The newborn baby cradled awkwardly in crisscrossed hands while sleeping? That’s a must. Wrapped up in a fuzzy blanket or sack and snoozing rump-up in a basket or wheelbarrow? Even better. And don’t forget to include the exact measurements at birth and the hour and minute at which the baby was born. That’s important.
HAD to have the matching cutesy quilt for the first baby’s nursery set. I mean, the pictures on the product’s site included the window treatments, the wall hangings, the sheet set, the diaper storage bag, and the changing pad cover, and I wasn’t about to drop the ball by not registering for the matching blanket, as well. Then, you’ve gotta hang it perfectly over the edge of the crib, and take pictures of it in the flatteringly soft morning light. And then post those pictures online. Duh!
Yeah, sure things like loose blankets aren’t safe for use until the baby is much older (so says Mayo Clinic and many other reputable sources), but still…
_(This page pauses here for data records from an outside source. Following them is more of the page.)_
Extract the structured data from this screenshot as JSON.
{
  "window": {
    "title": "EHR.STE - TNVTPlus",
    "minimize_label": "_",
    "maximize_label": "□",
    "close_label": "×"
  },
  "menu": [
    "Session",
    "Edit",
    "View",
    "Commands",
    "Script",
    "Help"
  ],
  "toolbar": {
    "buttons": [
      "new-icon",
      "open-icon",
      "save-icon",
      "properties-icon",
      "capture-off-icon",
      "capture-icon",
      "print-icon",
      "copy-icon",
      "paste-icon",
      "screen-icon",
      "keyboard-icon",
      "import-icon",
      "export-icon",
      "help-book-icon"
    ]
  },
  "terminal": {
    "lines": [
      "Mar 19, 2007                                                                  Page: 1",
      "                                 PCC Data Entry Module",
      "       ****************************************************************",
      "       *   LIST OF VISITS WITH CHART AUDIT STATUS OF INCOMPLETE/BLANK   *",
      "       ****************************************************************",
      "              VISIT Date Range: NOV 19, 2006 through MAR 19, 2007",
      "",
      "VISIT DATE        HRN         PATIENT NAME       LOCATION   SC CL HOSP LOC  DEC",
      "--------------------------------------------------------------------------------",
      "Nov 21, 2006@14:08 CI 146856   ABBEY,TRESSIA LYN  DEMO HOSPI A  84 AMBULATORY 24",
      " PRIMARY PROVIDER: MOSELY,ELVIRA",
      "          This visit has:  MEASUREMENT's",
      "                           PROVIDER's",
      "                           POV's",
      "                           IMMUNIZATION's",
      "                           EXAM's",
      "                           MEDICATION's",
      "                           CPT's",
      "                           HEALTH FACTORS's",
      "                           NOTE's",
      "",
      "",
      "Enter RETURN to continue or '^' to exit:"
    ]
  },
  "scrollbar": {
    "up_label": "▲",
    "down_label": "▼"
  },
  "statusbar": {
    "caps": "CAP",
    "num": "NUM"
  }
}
You know what? If you’re gonna waste your hard-earned mom money on just one thing in this silly little list, maybe it should be this: an entire library of sweet little board books for your baby’s nursery. Sure, you could easily borrow an entire new shelf full every week — for FREE — from your local library, but believe me, I understand that things like due dates and sticky covers aren’t nearly as nice as having pristine copies of the classics for your baby to flip through over and over and over again. And reading together truly is very important, even from the youngest age, so perhaps this is one splurge that’s sort of worth it. Plus, they might get chewed on.